▶ [TO DO]:
All entries should be copied exactly, none left out.

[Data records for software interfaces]
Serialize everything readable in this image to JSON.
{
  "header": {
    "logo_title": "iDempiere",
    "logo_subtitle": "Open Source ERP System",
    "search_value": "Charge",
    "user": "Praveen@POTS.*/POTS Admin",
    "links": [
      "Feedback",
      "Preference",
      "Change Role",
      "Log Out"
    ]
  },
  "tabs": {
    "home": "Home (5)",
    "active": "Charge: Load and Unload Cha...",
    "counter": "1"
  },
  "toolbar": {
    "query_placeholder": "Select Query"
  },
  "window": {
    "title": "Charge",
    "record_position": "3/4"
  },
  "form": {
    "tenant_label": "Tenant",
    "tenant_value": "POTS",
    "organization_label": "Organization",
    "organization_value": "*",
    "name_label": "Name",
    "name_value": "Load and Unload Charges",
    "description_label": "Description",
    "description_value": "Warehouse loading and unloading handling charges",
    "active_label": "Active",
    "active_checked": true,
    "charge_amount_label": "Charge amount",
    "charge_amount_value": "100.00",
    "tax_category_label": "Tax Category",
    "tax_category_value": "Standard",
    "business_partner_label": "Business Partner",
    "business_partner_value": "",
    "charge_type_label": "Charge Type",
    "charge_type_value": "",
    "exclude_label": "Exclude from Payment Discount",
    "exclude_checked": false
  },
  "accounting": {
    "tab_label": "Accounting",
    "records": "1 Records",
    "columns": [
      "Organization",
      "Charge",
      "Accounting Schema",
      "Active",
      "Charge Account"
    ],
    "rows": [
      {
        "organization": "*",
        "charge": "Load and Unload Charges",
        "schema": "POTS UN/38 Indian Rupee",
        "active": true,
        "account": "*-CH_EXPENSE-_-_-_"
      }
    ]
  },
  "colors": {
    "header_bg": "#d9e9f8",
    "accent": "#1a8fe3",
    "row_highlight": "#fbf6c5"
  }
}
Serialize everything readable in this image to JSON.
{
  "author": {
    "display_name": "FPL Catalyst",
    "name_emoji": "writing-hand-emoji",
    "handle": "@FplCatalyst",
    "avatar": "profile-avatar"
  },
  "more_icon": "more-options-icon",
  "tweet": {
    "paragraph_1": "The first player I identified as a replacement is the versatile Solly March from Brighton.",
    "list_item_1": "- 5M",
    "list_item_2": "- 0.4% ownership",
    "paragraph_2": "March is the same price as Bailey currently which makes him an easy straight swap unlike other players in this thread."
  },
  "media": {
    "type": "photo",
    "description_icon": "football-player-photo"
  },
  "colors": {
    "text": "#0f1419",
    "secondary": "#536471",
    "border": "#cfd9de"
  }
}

▶ [OUTPUT OF THE TASK]:
Serialize everything readable in this image to JSON.
{
  "header": {
    "logo_title": "iDempiere",
    "logo_subtitle": "Open Source ERP System",
    "search_value": "Charge",
    "user": "Praveen@POTS.*/POTS Admin",
    "links": [
      "Feedback",
      "Preference",
      "Change Role",
      "Log Out"
    ]
  },
  "tabs": {
    "home": "Home (5)",
    "active": "Charge: Load and Unload Cha...",
    "counter": "1"
  },
  "toolbar": {
    "query_placeholder": "Select Query"
  },
  "window": {
    "title": "Charge",
    "record_position": "3/4"
  },
  "form": {
    "tenant_label": "Tenant",
    "tenant_value": "POTS",
    "organization_label": "Organization",
    "organization_value": "*",
    "name_label": "Name",
    "name_value": "Load and Unload Charges",
    "description_label": "Description",
    "description_value": "Warehouse loading and unloading handling charges",
    "active_label": "Active",
    "active_checked": true,
    "charge_amount_label": "Charge amount",
    "charge_amount_value": "100.00",
    "tax_category_label": "Tax Category",
    "tax_category_value": "Standard",
    "business_partner_label": "Business Partner",
    "business_partner_value": "",
    "charge_type_label": "Charge Type",
    "charge_type_value": "",
    "exclude_label": "Exclude from Payment Discount",
    "exclude_checked": false
  },
  "accounting": {
    "tab_label": "Accounting",
    "records": "1 Records",
    "columns": [
      "Organization",
      "Charge",
      "Accounting Schema",
      "Active",
      "Charge Account"
    ],
    "rows": [
      {
        "organization": "*",
        "charge": "Load and Unload Charges",
        "schema": "POTS UN/38 Indian Rupee",
        "active": true,
        "account": "*-CH_EXPENSE-_-_-_"
      }
    ]
  },
  "colors": {
    "header_bg": "#d9e9f8",
    "accent": "#1a8fe3",
    "row_highlight": "#fbf6c5"
  }
}
Serialize everything readable in this image to JSON.
{
  "author": {
    "display_name": "FPL Catalyst",
    "name_emoji": "writing-hand-emoji",
    "handle": "@FplCatalyst",
    "avatar": "profile-avatar"
  },
  "more_icon": "more-options-icon",
  "tweet": {
    "paragraph_1": "The first player I identified as a replacement is the versatile Solly March from Brighton.",
    "list_item_1": "- 5M",
    "list_item_2": "- 0.4% ownership",
    "paragraph_2": "March is the same price as Bailey currently which makes him an easy straight swap unlike other players in this thread."
  },
  "media": {
    "type": "photo",
    "description_icon": "football-player-photo"
  },
  "colors": {
    "text": "#0f1419",
    "secondary": "#536471",
    "border": "#cfd9de"
  }
}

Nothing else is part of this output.